Regulations spring from legislation adopted by Parliament or provincial legislatures. Regulations are powerful legal tools that allow Governments to create limits upon, conditions for, and the framework of behaviour of citizens or businesses operating within their jurisdictions. Historically regulations were put in place to protect health and safety by making it illegal to sell adulterated food, to make misleading claims about product promotion, or to construct buildings that fall down, etc. Regulations have also been employed to create fairness, such as a level playing field for businesses where all must meet the same minimum standards.
However, regulations can be a double-edged sword. Regulations can protect citizens from abuses by unscrupulous businesses but they can also present barriers that prevent small businesses and individuals from succeeding due to the high cost of meeting requirements.
At Beyond Factory Farming we have found that the “devil is in the details”. A regulation may appear on the surface to protect human health, the environment, or animal welfare, but closer examination may reveal that it has the opposite effect.
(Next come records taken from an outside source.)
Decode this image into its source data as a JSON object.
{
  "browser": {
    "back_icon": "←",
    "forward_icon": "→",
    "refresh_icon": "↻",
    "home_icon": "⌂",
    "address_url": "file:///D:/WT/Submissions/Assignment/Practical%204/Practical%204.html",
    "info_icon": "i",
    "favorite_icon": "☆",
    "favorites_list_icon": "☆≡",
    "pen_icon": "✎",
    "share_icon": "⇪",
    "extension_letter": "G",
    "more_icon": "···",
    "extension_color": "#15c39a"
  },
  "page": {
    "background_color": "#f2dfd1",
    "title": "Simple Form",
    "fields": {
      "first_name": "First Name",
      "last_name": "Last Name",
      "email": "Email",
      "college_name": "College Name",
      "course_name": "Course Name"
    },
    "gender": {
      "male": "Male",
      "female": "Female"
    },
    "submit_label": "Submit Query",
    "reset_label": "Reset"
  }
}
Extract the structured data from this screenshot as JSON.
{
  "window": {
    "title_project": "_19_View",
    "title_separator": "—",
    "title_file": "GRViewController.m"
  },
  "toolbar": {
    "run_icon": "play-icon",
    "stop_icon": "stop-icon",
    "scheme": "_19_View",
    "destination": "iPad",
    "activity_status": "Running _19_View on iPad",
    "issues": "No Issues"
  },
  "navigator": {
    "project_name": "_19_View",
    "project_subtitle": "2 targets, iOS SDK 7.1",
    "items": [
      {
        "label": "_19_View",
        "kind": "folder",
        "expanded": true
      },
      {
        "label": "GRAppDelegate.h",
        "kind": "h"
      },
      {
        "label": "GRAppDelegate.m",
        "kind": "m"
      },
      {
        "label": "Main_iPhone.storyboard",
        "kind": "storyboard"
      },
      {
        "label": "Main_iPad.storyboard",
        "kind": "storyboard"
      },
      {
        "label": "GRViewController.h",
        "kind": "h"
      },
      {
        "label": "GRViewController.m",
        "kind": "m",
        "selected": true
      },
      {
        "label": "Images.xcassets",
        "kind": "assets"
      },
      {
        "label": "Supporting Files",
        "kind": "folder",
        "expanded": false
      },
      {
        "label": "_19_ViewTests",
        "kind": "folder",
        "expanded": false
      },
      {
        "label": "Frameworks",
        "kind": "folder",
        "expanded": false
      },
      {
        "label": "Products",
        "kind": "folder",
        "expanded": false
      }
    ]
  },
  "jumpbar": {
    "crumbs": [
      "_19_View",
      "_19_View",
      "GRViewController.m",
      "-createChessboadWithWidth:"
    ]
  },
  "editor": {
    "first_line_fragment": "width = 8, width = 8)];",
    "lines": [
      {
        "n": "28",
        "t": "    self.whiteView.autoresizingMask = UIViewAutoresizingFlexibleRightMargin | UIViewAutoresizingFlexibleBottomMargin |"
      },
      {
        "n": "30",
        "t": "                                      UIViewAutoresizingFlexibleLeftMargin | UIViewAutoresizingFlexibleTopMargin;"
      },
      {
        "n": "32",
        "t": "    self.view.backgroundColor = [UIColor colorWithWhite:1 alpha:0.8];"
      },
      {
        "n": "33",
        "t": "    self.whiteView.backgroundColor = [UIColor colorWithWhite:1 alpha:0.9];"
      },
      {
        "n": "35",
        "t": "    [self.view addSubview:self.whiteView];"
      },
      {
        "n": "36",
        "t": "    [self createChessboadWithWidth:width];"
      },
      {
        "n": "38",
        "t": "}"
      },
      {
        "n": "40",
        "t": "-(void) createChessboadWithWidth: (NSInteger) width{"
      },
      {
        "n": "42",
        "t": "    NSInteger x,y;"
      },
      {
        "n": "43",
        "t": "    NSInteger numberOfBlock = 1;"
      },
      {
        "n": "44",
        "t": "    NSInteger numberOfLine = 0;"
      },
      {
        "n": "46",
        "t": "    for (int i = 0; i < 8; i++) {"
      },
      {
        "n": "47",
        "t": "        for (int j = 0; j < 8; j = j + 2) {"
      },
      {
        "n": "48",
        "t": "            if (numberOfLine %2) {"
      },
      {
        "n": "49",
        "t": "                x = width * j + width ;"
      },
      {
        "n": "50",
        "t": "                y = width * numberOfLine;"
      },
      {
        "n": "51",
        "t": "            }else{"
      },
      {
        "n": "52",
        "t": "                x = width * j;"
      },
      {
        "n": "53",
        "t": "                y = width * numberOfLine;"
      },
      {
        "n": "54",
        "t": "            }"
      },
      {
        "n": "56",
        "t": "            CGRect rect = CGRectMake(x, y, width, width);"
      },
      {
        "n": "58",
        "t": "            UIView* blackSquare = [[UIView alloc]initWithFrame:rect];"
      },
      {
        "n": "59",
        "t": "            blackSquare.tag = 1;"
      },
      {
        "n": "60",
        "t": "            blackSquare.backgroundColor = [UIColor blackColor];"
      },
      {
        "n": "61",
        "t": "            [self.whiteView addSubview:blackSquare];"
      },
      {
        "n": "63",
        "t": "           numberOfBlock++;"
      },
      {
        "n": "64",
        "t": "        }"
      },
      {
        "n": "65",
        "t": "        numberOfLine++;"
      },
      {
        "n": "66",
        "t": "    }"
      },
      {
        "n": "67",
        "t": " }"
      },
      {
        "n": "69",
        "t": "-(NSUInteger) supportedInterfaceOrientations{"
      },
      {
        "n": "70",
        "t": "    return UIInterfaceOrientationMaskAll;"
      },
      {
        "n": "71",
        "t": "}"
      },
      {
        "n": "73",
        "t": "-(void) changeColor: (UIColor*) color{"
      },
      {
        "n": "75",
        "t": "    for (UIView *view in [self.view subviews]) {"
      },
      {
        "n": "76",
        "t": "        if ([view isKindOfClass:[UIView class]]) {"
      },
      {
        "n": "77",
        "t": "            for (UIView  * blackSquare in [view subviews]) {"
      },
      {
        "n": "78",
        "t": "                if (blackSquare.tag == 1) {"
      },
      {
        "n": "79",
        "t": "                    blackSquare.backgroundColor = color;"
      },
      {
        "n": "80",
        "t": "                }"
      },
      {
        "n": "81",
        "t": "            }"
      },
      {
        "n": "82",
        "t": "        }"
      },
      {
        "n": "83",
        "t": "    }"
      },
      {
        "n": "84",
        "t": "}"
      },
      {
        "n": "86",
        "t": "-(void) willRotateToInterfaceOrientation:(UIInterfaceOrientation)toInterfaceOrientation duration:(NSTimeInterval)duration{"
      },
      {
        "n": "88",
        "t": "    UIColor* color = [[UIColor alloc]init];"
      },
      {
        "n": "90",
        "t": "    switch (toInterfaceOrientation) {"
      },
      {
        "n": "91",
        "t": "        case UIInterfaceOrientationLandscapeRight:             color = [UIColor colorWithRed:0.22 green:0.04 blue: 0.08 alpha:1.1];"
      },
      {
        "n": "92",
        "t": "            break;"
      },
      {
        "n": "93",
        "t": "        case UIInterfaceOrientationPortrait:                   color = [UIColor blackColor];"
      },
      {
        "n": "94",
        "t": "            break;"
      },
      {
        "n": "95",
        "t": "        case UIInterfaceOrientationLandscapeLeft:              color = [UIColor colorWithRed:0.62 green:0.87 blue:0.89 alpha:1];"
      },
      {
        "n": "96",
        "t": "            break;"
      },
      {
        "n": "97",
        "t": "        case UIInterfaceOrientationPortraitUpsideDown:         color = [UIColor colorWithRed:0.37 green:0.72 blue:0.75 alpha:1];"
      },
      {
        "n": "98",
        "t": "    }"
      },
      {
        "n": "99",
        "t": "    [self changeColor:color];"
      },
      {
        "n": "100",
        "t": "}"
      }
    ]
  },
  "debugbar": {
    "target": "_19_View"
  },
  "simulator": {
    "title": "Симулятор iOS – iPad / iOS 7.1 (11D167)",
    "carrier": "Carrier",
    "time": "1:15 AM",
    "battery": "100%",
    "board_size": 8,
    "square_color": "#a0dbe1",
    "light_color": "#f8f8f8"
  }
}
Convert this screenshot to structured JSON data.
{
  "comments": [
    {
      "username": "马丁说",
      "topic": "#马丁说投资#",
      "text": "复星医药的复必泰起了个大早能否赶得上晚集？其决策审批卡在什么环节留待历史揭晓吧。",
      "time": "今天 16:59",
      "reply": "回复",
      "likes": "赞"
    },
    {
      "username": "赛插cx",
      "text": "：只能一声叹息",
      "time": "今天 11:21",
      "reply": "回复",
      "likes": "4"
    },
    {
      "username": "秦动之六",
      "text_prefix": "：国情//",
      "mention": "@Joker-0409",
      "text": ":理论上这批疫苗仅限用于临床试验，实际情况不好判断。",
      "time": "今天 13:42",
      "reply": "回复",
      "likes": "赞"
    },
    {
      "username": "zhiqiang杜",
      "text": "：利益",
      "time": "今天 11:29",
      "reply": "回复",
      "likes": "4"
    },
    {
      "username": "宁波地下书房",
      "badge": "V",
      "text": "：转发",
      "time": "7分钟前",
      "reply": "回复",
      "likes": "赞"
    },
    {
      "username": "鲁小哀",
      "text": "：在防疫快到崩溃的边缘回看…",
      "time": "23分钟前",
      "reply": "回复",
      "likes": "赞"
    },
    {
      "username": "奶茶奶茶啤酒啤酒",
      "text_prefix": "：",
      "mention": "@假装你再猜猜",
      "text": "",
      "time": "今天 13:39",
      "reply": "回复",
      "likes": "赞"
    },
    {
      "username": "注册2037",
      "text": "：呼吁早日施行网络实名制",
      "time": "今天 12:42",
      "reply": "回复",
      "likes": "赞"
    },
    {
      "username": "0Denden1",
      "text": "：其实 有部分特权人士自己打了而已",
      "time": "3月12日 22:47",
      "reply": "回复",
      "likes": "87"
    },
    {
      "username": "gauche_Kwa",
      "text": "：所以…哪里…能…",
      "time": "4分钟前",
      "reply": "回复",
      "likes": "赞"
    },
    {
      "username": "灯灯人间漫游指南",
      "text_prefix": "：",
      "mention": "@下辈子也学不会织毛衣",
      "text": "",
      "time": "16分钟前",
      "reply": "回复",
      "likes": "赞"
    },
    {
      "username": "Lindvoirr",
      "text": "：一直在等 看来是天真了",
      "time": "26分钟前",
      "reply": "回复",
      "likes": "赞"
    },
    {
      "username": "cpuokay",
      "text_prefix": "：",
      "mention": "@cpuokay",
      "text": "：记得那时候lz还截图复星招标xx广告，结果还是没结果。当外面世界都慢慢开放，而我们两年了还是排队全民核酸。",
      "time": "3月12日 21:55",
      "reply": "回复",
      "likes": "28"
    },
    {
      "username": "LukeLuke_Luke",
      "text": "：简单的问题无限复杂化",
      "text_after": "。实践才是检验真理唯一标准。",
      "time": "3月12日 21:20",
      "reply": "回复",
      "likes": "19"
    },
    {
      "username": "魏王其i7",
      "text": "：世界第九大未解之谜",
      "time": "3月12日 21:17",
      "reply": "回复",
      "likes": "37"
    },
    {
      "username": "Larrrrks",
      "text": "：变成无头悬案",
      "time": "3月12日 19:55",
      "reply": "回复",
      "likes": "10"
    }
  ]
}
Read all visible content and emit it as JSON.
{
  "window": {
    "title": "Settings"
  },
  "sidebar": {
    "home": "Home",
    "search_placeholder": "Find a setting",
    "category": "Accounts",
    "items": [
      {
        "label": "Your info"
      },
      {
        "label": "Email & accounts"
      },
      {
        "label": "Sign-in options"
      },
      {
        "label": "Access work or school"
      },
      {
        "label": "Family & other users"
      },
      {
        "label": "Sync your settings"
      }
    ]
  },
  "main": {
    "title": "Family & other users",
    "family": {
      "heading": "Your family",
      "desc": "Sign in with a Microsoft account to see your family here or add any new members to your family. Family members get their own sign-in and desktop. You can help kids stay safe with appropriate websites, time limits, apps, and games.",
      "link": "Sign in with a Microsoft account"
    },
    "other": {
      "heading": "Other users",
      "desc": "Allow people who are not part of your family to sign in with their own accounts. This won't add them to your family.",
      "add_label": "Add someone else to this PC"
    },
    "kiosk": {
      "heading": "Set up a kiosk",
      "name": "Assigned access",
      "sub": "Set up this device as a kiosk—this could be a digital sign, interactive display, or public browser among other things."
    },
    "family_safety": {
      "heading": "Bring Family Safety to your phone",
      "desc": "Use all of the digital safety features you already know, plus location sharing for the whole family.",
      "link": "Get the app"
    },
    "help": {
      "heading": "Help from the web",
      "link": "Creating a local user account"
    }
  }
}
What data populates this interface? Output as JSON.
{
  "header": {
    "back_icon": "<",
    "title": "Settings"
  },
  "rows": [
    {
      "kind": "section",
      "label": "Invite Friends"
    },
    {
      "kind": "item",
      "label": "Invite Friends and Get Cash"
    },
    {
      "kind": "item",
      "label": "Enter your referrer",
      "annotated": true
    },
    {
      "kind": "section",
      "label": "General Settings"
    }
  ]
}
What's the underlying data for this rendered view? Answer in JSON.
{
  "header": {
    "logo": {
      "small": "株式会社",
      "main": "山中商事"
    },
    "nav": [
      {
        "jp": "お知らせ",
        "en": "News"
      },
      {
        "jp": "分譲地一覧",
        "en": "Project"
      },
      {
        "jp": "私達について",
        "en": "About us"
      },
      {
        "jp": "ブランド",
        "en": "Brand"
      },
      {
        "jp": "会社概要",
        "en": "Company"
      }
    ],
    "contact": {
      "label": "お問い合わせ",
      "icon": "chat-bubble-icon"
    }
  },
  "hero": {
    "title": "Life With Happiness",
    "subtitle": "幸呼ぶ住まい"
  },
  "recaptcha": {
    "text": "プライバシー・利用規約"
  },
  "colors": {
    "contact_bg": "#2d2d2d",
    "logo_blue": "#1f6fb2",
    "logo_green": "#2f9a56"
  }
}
Several recent provincial regulatory initiatives have removed local authority to regulate the scale, practices, and location of factory farms in their jurisdiction.
The federal government recently adopted Smart Regulation, an overall regulatory policy that favours industry self-regulation, non-binding targets instead of enforceable standards, and adoption of an American-style regulatory regime in order to facilitate cross-border trade and promote economic growth. Agriculture, food safety, and food inspection regulations are priority areas for Smart Regulation.
In 2004 Bill C-27, the Canadian Food Inspection Agency Enforcement Act, page was introduced to Parliament. The bill provided the means for the Smart Regulation agenda to be put into action for food. This bill did not come to a vote owing to strong citizen opposition.
The Trade, Investment and Labour Mobility Agreement and the Security Prosperity Partnership (SPP) are other initiatives that promote de-regulation, industry self-regulation, and harmonization with American regulations.